Can anyone take part in a trial?
Every trial is "governed" by a protocol (the trial plan). The protocol is written before the trial starts and is reviewed and approved by the IRB. It describes what the goals of the trial are, which patients and how many will be included, what treatments they will get, how they will be watched, when to stop treating a participant, and so on. This document is very detailed as is the guidebook that the study team will follow. The protocol includes the rules (criteria) a person must meet to be eligible to take part in the study. If the patient does not meet these strict rules, they will not be able to join.
Phase II and III trials are often performed using a technique called randomization. If the patient chooses to take part in a randomized trial, a computer chooses the treatment they will get at random. The study team, provider and patient have no control over this decision and, in many trials, do not know which treatment the patient will be getting (this is called blinding). This is done to fairly compare treatments, preventing the results from being affected by "bias". Bias occurs when human choices sway a result. Perhaps choosing a certain group of patients for one treatment choice over another based on the belief that this choice is best for that group.
In a randomized trial, there is a control group and treatment (or experimental) group. The control group usually gets what is considered the standard treatment for that type of cancer. The treatment group gets the experimental treatment being studied. Oncology clinical trials rarely use a placebo (a pill that does not contain any drug). If they do, it will be clearly described in the informed consent process and spelled out in the consent that is signed. The study team can explain the design of the trial you are interested in and how it will be carried out.
Once the Trial Starts
Once in a clinical trial, the study team will guide you as to any testing that needs to be done or anything you should tell them about - such as side effects, health issues or other concerns. You should know the name of the trial and keep a copy of your consent form handy in case you need to call your oncology office after-hours or go to an ER. If you have concerns while on the trial, talk to your study team. If for any reason, you do not want to take part in the trial any longer, it is your right to withdrawal from the study.

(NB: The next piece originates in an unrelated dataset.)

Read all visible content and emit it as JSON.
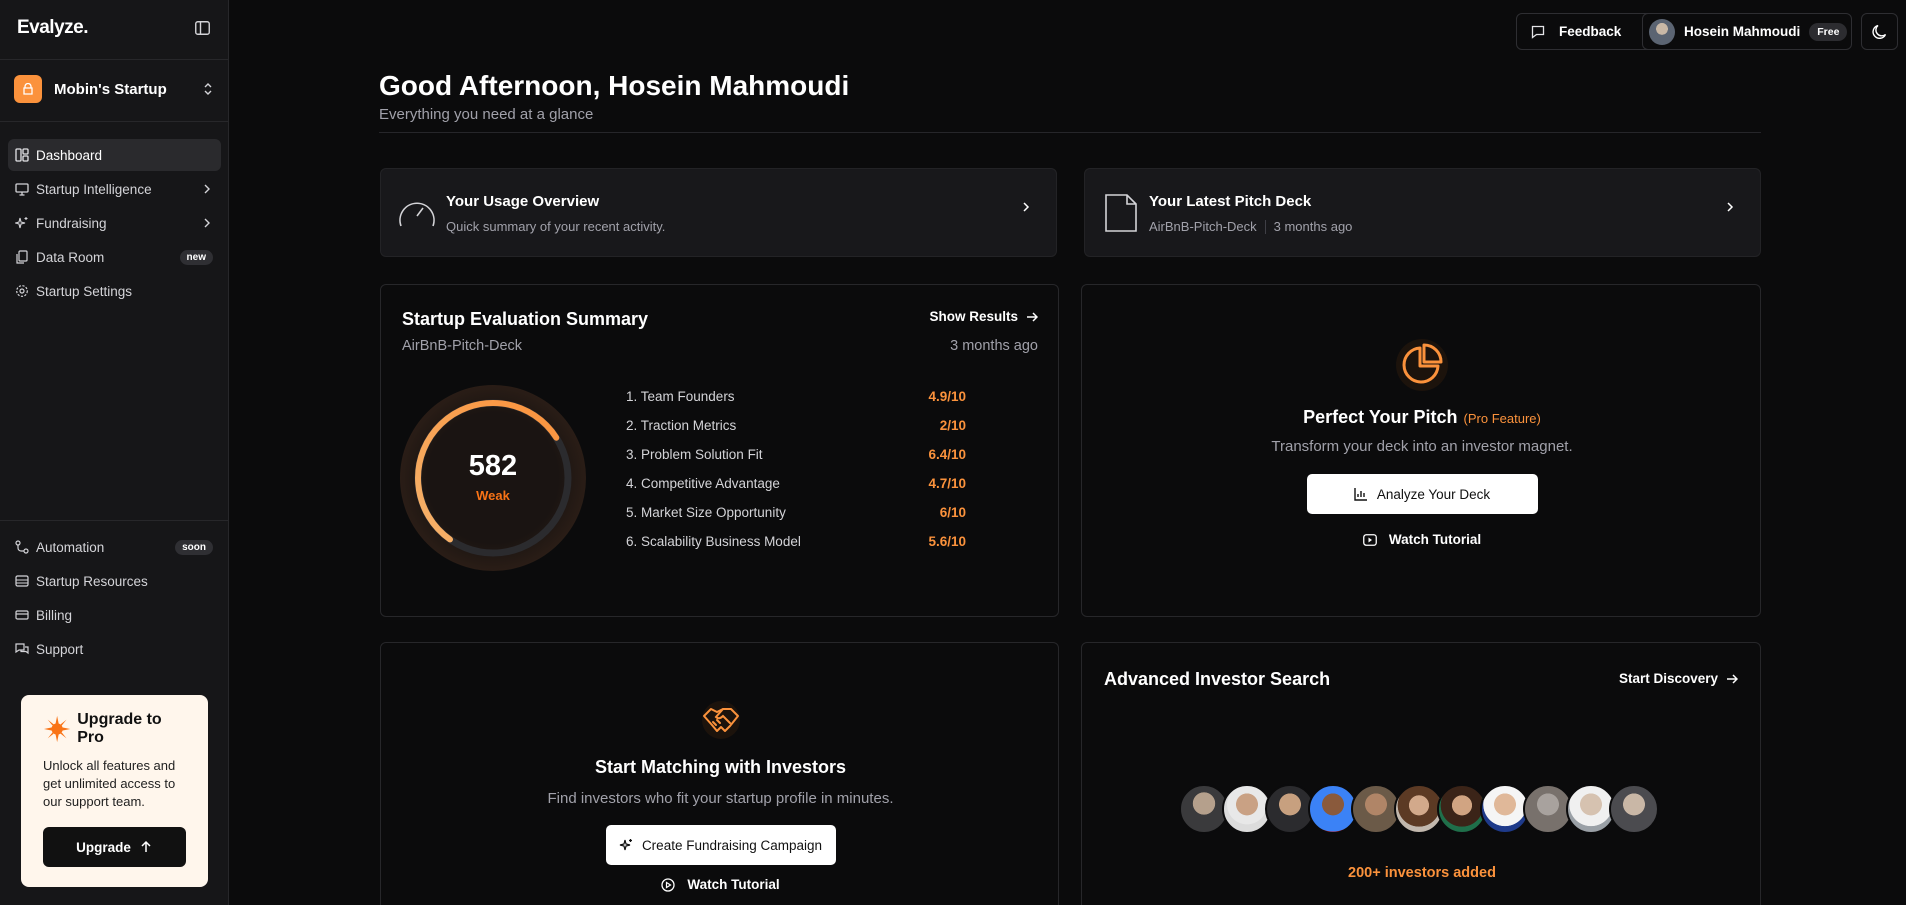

Clinical research studies are very important in improving treatment for all cancers. The treatments that we use today are a result of patients taking part in trials in the past. We are always trying to find better treatments to treat or cure cancer. There are also studies to find less toxic treatments, which can cut down on side effects. Clinical research trials are very rewarding for both the patient and the provider. The patient may benefit from new treatment options and, at the same time, help future cancer patients in their fight against this disease.
If you are interested in learning about clinical trials that may be right for you, talk with your oncology provider. You can also use the resources below to find more information about specific trials.
Clinicaltrials.gov - From the National Institute of Health, this site lists current clinical trials that are open to new participants who meet specific trial qualifications.
Emerging Med Navigator - Provides telephone and online help for finding clinical trials.